sweep


Also found in: Dictionary, Thesaurus, Medical, Legal, Financial, Acronyms, Idioms, Wikipedia.

sweep

1. the distance, arc, etc., through which something, such as a pendulum, moves
2. Cards
a. the winning of every trick in a hand of whist
b. the taking, by pairing, of all exposed cards in cassino
3. short for sweepstake
4. Cricket a shot in which the ball is hit more or less square on the leg side from a half-kneeling position with the bat held nearly horizontal
5. 
a. a long oar used on an open boat
b. Austral a person steering a surf boat with such an oar
6. any of the sails of a windmill
7. Electronics a steady horizontal or circular movement of an electron beam across or around the fluorescent screen of a cathode-ray tube

Sweep

 

a special device on minesweepers and helicopters that is used for the detection and destruction of mines (see). There are ship, motorboat, airplane, and coastal sweeps; sweeps adapted for river use are called river sweeps. Depending on their design and how they are used, sweeps are classified as single-ship, double-ship, surface, deep-water and bottom sweeps.

Sweeps are subdivided into two categories, depending on whether they make contact with the mines. Contact sweeps are intended for the destruction of moored contact mines; they may tow or mark the mines or cut the mooring lines. Noncontact or influence sweeps are designed to destroy bottom mines. They generate a magnetic, electromagnetic, or hydrodynamic field when moved, thus simulating the motion of a ship and actuating the mine fuzes.

What does it mean when you dream about sweeping?

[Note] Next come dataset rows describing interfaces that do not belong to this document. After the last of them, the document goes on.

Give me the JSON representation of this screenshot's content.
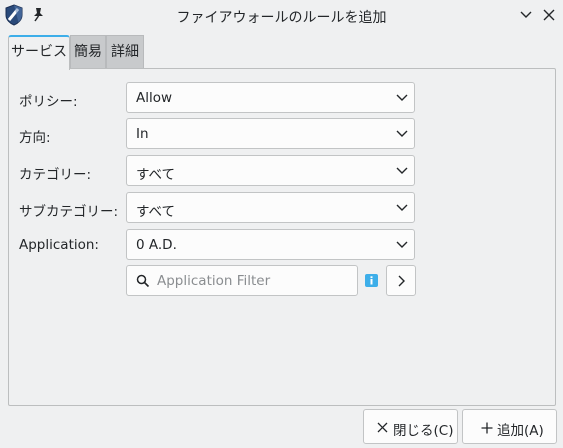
{
  "window": {
    "title": "ファイアウォールのルールを追加"
  },
  "tabs": [
    {
      "label": "サービス",
      "active": true
    },
    {
      "label": "簡易",
      "active": false
    },
    {
      "label": "詳細",
      "active": false
    }
  ],
  "form": {
    "policy": {
      "label": "ポリシー:",
      "value": "Allow"
    },
    "direction": {
      "label": "方向:",
      "value": "In"
    },
    "category": {
      "label": "カテゴリー:",
      "value": "すべて"
    },
    "subcategory": {
      "label": "サブカテゴリー:",
      "value": "すべて"
    },
    "application": {
      "label": "Application:",
      "value": "0 A.D."
    },
    "filter": {
      "placeholder": "Application Filter",
      "value": ""
    }
  },
  "buttons": {
    "close": "閉じる(C)",
    "add": "追加(A)"
  },
  "colors": {
    "accent": "#3daee9",
    "window_bg": "#eff0f1",
    "field_bg": "#fcfcfc"
  }
}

A dream about sweeping is likely about clearing away something, either feelings or something else in our life we want to “clean up.” A dream about sweeping could also be drawing on one of the many expressions that use “sweep” metaphorically, such as “making a clean sweep,” “sweeping something under the carpet,” or “sweeping someone off their feet.”

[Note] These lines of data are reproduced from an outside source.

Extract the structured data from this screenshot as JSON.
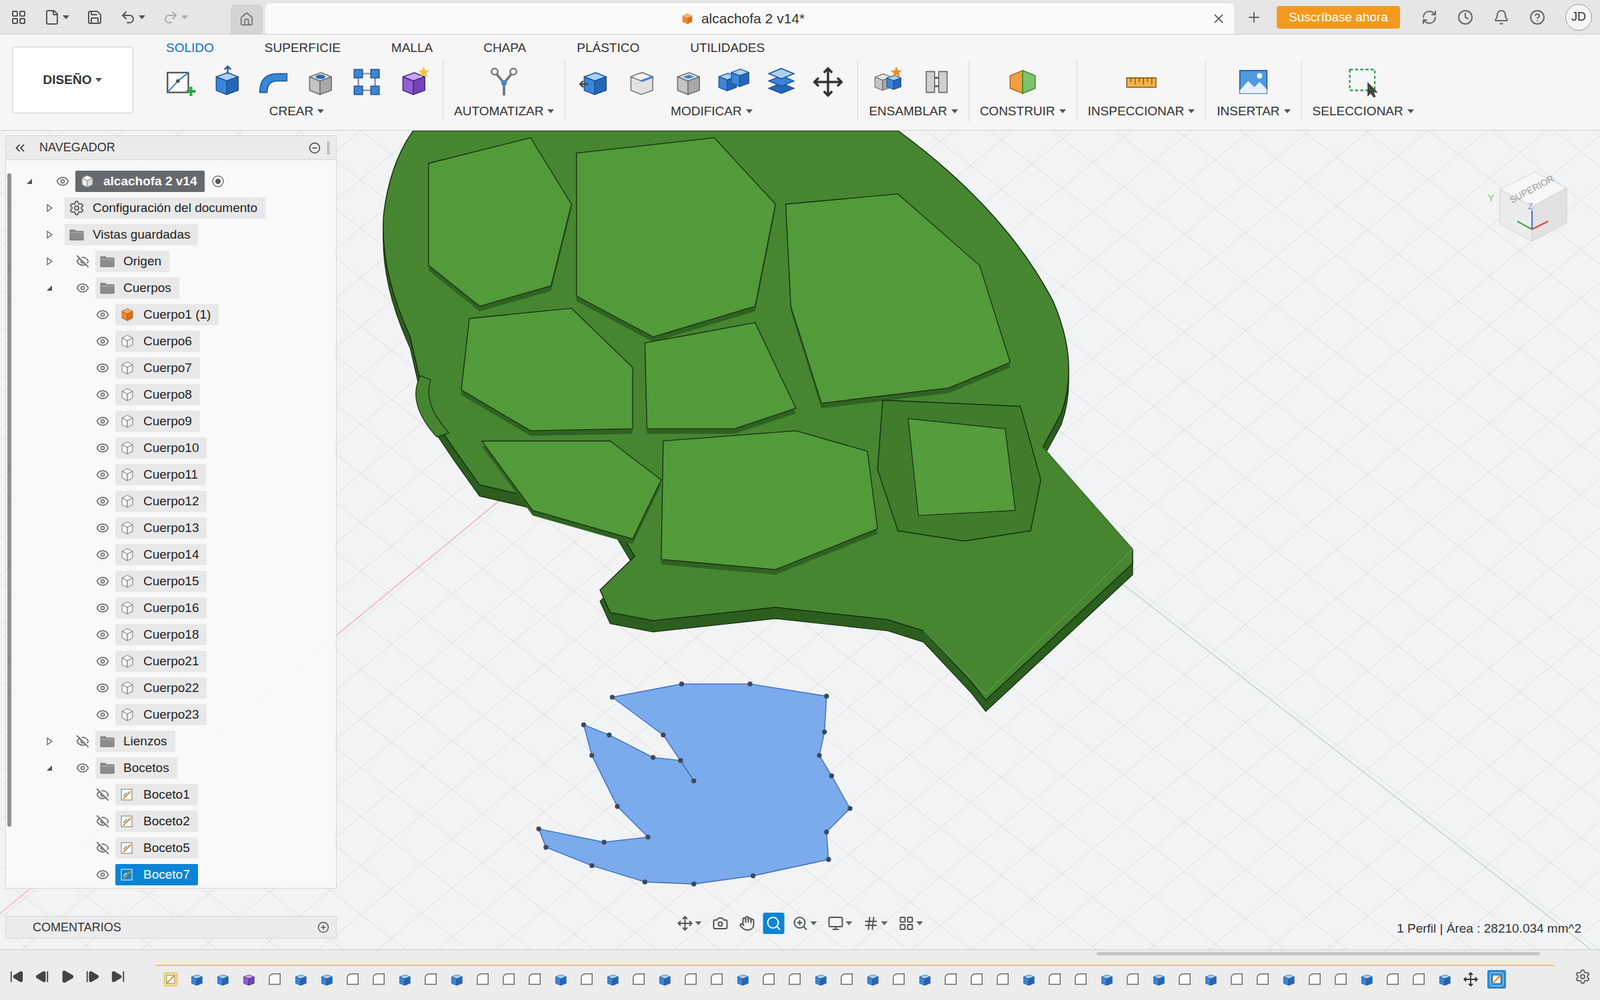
{
  "window": {
    "title": "alcachofa 2 v14*"
  },
  "title_bar": {
    "subscribe": "Suscríbase ahora",
    "avatar": "JD"
  },
  "workspace": {
    "label": "DISEÑO"
  },
  "tabs": [
    {
      "label": "SOLIDO",
      "selected": true
    },
    {
      "label": "SUPERFICIE",
      "selected": false
    },
    {
      "label": "MALLA",
      "selected": false
    },
    {
      "label": "CHAPA",
      "selected": false
    },
    {
      "label": "PLÁSTICO",
      "selected": false
    },
    {
      "label": "UTILIDADES",
      "selected": false
    }
  ],
  "toolbar_groups": [
    {
      "label": "CREAR",
      "tools": [
        {
          "kind": "sketch"
        },
        {
          "kind": "extrude"
        },
        {
          "kind": "sweep"
        },
        {
          "kind": "hole"
        },
        {
          "kind": "pattern"
        },
        {
          "kind": "form"
        }
      ]
    },
    {
      "label": "AUTOMATIZAR",
      "tools": [
        {
          "kind": "automate"
        }
      ]
    },
    {
      "label": "MODIFICAR",
      "tools": [
        {
          "kind": "presspull"
        },
        {
          "kind": "fillet"
        },
        {
          "kind": "shell"
        },
        {
          "kind": "combine"
        },
        {
          "kind": "replace"
        },
        {
          "kind": "move"
        }
      ]
    },
    {
      "label": "ENSAMBLAR",
      "tools": [
        {
          "kind": "joint"
        },
        {
          "kind": "asbuilt"
        }
      ]
    },
    {
      "label": "CONSTRUIR",
      "tools": [
        {
          "kind": "plane"
        }
      ]
    },
    {
      "label": "INSPECCIONAR",
      "tools": [
        {
          "kind": "measure"
        }
      ]
    },
    {
      "label": "INSERTAR",
      "tools": [
        {
          "kind": "image"
        }
      ]
    },
    {
      "label": "SELECCIONAR",
      "tools": [
        {
          "kind": "select"
        }
      ]
    }
  ],
  "navigator": {
    "title": "NAVEGADOR",
    "items": [
      {
        "label": "alcachofa 2 v14",
        "kind": "component",
        "level": 0,
        "expanded": true,
        "visible": true,
        "selected": false,
        "active": true
      },
      {
        "label": "Configuración del documento",
        "kind": "settings",
        "level": 1,
        "expanded": false,
        "selected": false
      },
      {
        "label": "Vistas guardadas",
        "kind": "folder",
        "level": 1,
        "expanded": false,
        "selected": false
      },
      {
        "label": "Origen",
        "kind": "folder",
        "level": 1,
        "expanded": false,
        "visible": false,
        "selected": false
      },
      {
        "label": "Cuerpos",
        "kind": "folder",
        "level": 1,
        "expanded": true,
        "visible": true,
        "selected": false
      },
      {
        "label": "Cuerpo1 (1)",
        "kind": "linked-body",
        "level": 2,
        "visible": true,
        "selected": false
      },
      {
        "label": "Cuerpo6",
        "kind": "body",
        "level": 2,
        "visible": true,
        "selected": false
      },
      {
        "label": "Cuerpo7",
        "kind": "body",
        "level": 2,
        "visible": true,
        "selected": false
      },
      {
        "label": "Cuerpo8",
        "kind": "body",
        "level": 2,
        "visible": true,
        "selected": false
      },
      {
        "label": "Cuerpo9",
        "kind": "body",
        "level": 2,
        "visible": true,
        "selected": false
      },
      {
        "label": "Cuerpo10",
        "kind": "body",
        "level": 2,
        "visible": true,
        "selected": false
      },
      {
        "label": "Cuerpo11",
        "kind": "body",
        "level": 2,
        "visible": true,
        "selected": false
      },
      {
        "label": "Cuerpo12",
        "kind": "body",
        "level": 2,
        "visible": true,
        "selected": false
      },
      {
        "label": "Cuerpo13",
        "kind": "body",
        "level": 2,
        "visible": true,
        "selected": false
      },
      {
        "label": "Cuerpo14",
        "kind": "body",
        "level": 2,
        "visible": true,
        "selected": false
      },
      {
        "label": "Cuerpo15",
        "kind": "body",
        "level": 2,
        "visible": true,
        "selected": false
      },
      {
        "label": "Cuerpo16",
        "kind": "body",
        "level": 2,
        "visible": true,
        "selected": false
      },
      {
        "label": "Cuerpo18",
        "kind": "body",
        "level": 2,
        "visible": true,
        "selected": false
      },
      {
        "label": "Cuerpo21",
        "kind": "body",
        "level": 2,
        "visible": true,
        "selected": false
      },
      {
        "label": "Cuerpo22",
        "kind": "body",
        "level": 2,
        "visible": true,
        "selected": false
      },
      {
        "label": "Cuerpo23",
        "kind": "body",
        "level": 2,
        "visible": true,
        "selected": false
      },
      {
        "label": "Lienzos",
        "kind": "folder",
        "level": 1,
        "expanded": false,
        "visible": false,
        "selected": false
      },
      {
        "label": "Bocetos",
        "kind": "folder",
        "level": 1,
        "expanded": true,
        "visible": true,
        "selected": false
      },
      {
        "label": "Boceto1",
        "kind": "sketch",
        "level": 2,
        "visible": false,
        "selected": false
      },
      {
        "label": "Boceto2",
        "kind": "sketch",
        "level": 2,
        "visible": false,
        "selected": false
      },
      {
        "label": "Boceto5",
        "kind": "sketch",
        "level": 2,
        "visible": false,
        "selected": false
      },
      {
        "label": "Boceto7",
        "kind": "sketch",
        "level": 2,
        "visible": true,
        "selected": true
      }
    ]
  },
  "comments": {
    "title": "COMENTARIOS"
  },
  "viewcube": {
    "face": "SUPERIOR",
    "axes": [
      "Y",
      "Z"
    ]
  },
  "view_tools": [
    {
      "kind": "orbit",
      "selected": false,
      "menu": true
    },
    {
      "kind": "look",
      "selected": false,
      "menu": false
    },
    {
      "kind": "pan",
      "selected": false,
      "menu": false
    },
    {
      "kind": "zoom",
      "selected": true,
      "menu": false
    },
    {
      "kind": "fit",
      "selected": false,
      "menu": true
    },
    {
      "kind": "display",
      "selected": false,
      "menu": true
    },
    {
      "kind": "grid",
      "selected": false,
      "menu": true
    },
    {
      "kind": "viewports",
      "selected": false,
      "menu": true
    }
  ],
  "status": "1 Perfil | Área : 28210.034 mm^2",
  "timeline": {
    "features": [
      {
        "kind": "sketch",
        "selected": false
      },
      {
        "kind": "extrude",
        "selected": false
      },
      {
        "kind": "extrude",
        "selected": false
      },
      {
        "kind": "form",
        "selected": false
      },
      {
        "kind": "fillet",
        "selected": false
      },
      {
        "kind": "extrude",
        "selected": false
      },
      {
        "kind": "extrude",
        "selected": false
      },
      {
        "kind": "fillet",
        "selected": false
      },
      {
        "kind": "fillet",
        "selected": false
      },
      {
        "kind": "extrude",
        "selected": false
      },
      {
        "kind": "fillet",
        "selected": false
      },
      {
        "kind": "extrude",
        "selected": false
      },
      {
        "kind": "fillet",
        "selected": false
      },
      {
        "kind": "fillet",
        "selected": false
      },
      {
        "kind": "fillet",
        "selected": false
      },
      {
        "kind": "extrude",
        "selected": false
      },
      {
        "kind": "fillet",
        "selected": false
      },
      {
        "kind": "extrude",
        "selected": false
      },
      {
        "kind": "fillet",
        "selected": false
      },
      {
        "kind": "extrude",
        "selected": false
      },
      {
        "kind": "fillet",
        "selected": false
      },
      {
        "kind": "fillet",
        "selected": false
      },
      {
        "kind": "extrude",
        "selected": false
      },
      {
        "kind": "fillet",
        "selected": false
      },
      {
        "kind": "fillet",
        "selected": false
      },
      {
        "kind": "extrude",
        "selected": false
      },
      {
        "kind": "fillet",
        "selected": false
      },
      {
        "kind": "extrude",
        "selected": false
      },
      {
        "kind": "fillet",
        "selected": false
      },
      {
        "kind": "extrude",
        "selected": false
      },
      {
        "kind": "fillet",
        "selected": false
      },
      {
        "kind": "fillet",
        "selected": false
      },
      {
        "kind": "fillet",
        "selected": false
      },
      {
        "kind": "extrude",
        "selected": false
      },
      {
        "kind": "fillet",
        "selected": false
      },
      {
        "kind": "fillet",
        "selected": false
      },
      {
        "kind": "extrude",
        "selected": false
      },
      {
        "kind": "fillet",
        "selected": false
      },
      {
        "kind": "extrude",
        "selected": false
      },
      {
        "kind": "fillet",
        "selected": false
      },
      {
        "kind": "extrude",
        "selected": false
      },
      {
        "kind": "fillet",
        "selected": false
      },
      {
        "kind": "fillet",
        "selected": false
      },
      {
        "kind": "extrude",
        "selected": false
      },
      {
        "kind": "fillet",
        "selected": false
      },
      {
        "kind": "fillet",
        "selected": false
      },
      {
        "kind": "extrude",
        "selected": false
      },
      {
        "kind": "fillet",
        "selected": false
      },
      {
        "kind": "fillet",
        "selected": false
      },
      {
        "kind": "extrude",
        "selected": false
      },
      {
        "kind": "move",
        "selected": false
      },
      {
        "kind": "sketch",
        "selected": true
      }
    ]
  }
}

sweep

[swēp]
(electronics)
The steady movement of the electron beam across the screen of a cathode-ray tube, producing a steady bright line when no signal is present; the line is straight for a linear sweep and circular for a circular sweep.
The steady change in the output frequency of a signal generator from one limit of its range to the other.
(metallurgy)
A profile pattern used to form molds for symmetrical articles made by sweep casting.
(ordnance)
Swift flight of a formation of combat airplanes over enemy territory.
To cover a wide area with gunfire.

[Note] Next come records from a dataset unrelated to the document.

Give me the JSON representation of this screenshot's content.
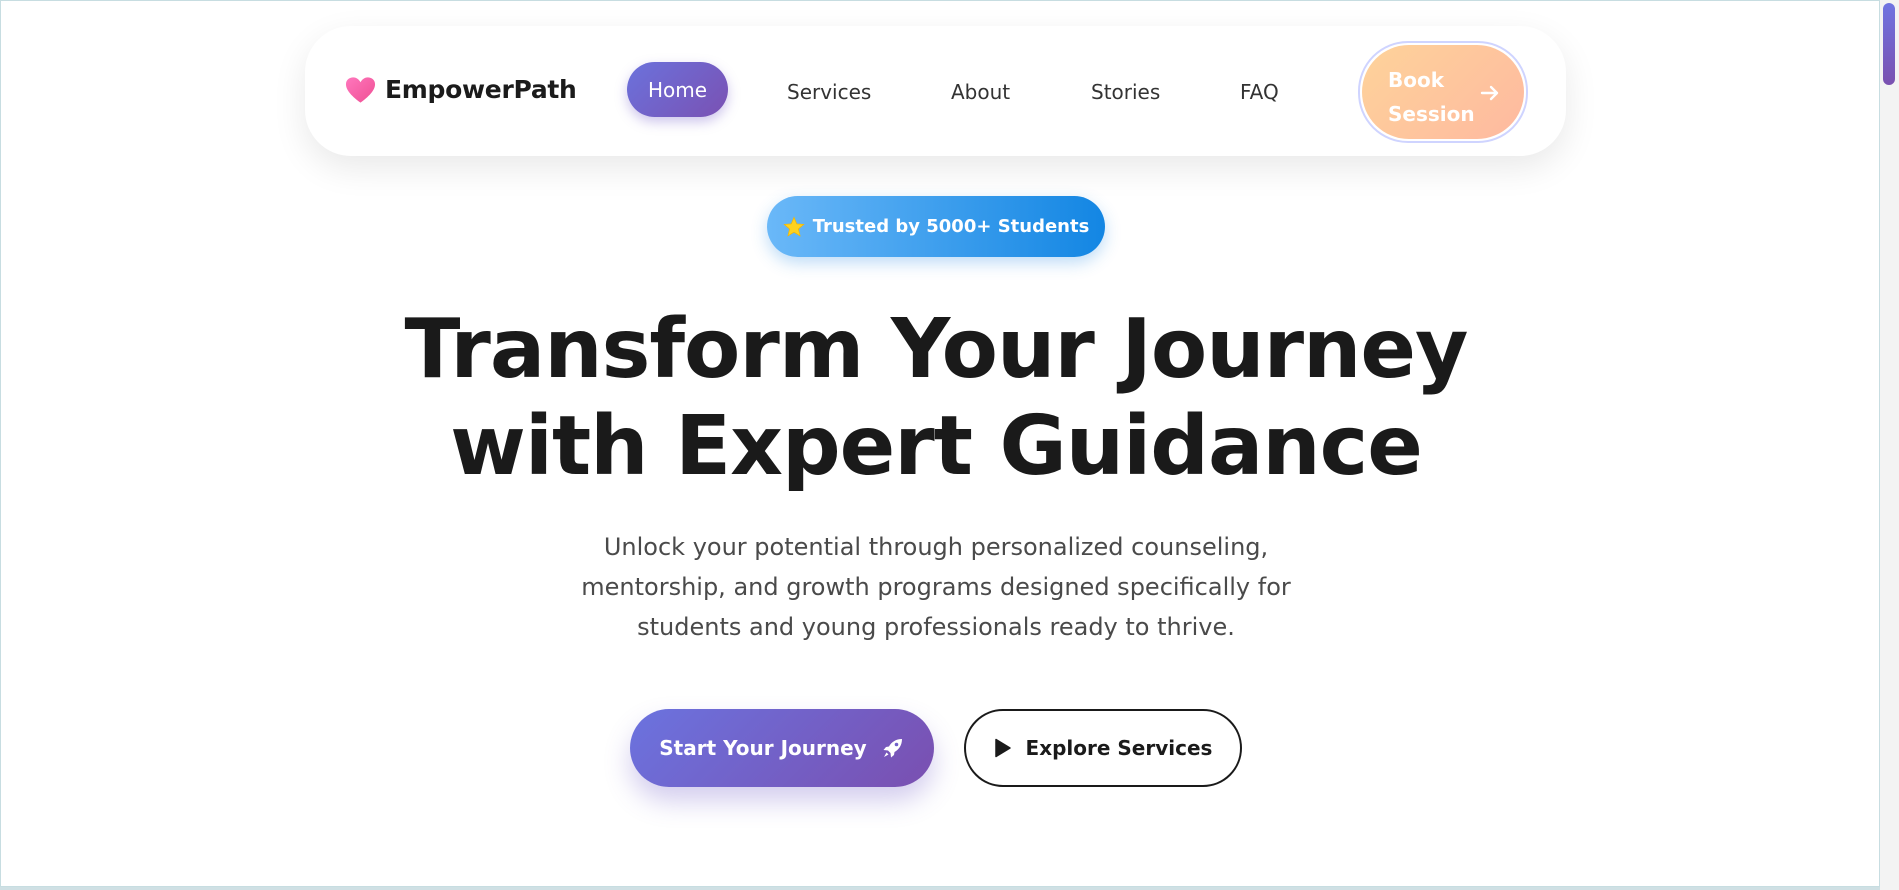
{
  "nav": {
    "brand": "EmpowerPath",
    "brand_icon": "heart-icon",
    "items": [
      {
        "label": "Home",
        "active": true
      },
      {
        "label": "Services"
      },
      {
        "label": "About"
      },
      {
        "label": "Stories"
      },
      {
        "label": "FAQ"
      }
    ],
    "cta": {
      "label": "Book Session",
      "icon": "arrow-right-icon"
    }
  },
  "hero": {
    "badge": {
      "text": "Trusted by 5000+ Students",
      "icon": "star-icon"
    },
    "title_line1": "Transform Your Journey",
    "title_line2": "with Expert Guidance",
    "subtitle": "Unlock your potential through personalized counseling, mentorship, and growth programs designed specifically for students and young professionals ready to thrive.",
    "primary_button": {
      "label": "Start Your Journey",
      "icon": "rocket-icon"
    },
    "secondary_button": {
      "label": "Explore Services",
      "icon": "play-icon"
    }
  },
  "colors": {
    "primary_gradient_start": "#6b73df",
    "primary_gradient_end": "#7a4fb0",
    "cta_gradient_start": "#fed39a",
    "cta_gradient_end": "#feb9a0",
    "badge_gradient_start": "#6ab8f8",
    "badge_gradient_end": "#1386e3",
    "heart": "#f15ba5",
    "text_dark": "#1a1a1a"
  }
}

sweep

1. Said of any large form or mass that curves; for example, the sweep of a curved wall.
2. A long pole, pivoted on a vertical post, to which a bucket is attached at one end; used to raise water from a well.
References in periodicals archive ?
Sweep offers basic services such as digital wallet, expense tracking and bills payment.
When he felt he was ready, Wilkinson undertook assessment by the Guild of Master Sweeps, passed his exams and was accepted as a member of the organisation.
The CSIA offers a certified chimney sweep program, and those who voluntarily get certified know they are expected to follow CSIA guidelines.
Joe's Chimney Sweep Services, her father's business in Allentown, Pennsylvania, when he decided to retire after the business was well established.
One of the many local sweeps was a lad called Joe Bilton, who was born in Albert Street, Shieldfield, Newcastle, in 1888.
The sweep rate and force generated are the principle factors that control the heat generated during sweeping.
Chimney sweeps clean the chimneys of open fires, and the flues for other heating systems and cooking appliances.
Jo and Chris now sweep chimneys from Swansea to Carmarthen, where they estimate there are around 35,000 homes with working flues.
1992) showed that when curve sawing 16-foot logs with similar sweep characteristics (ranging from 1.
What's unique is the Sweep Sensor technology built into the device," said David Klenske, director of product management at Lexar.
As I moved into college coaching, I took the Buck Sweep with me to Rutgers, Indiana University-PA, and Carnegie Mellon U.
The terminology sometimes used in hysteresis-loss measurements is: the first field sweep up is called the "initial branch," the field sweep down is the "descending branch," and the subsequent field sweep up is the "ascending branch.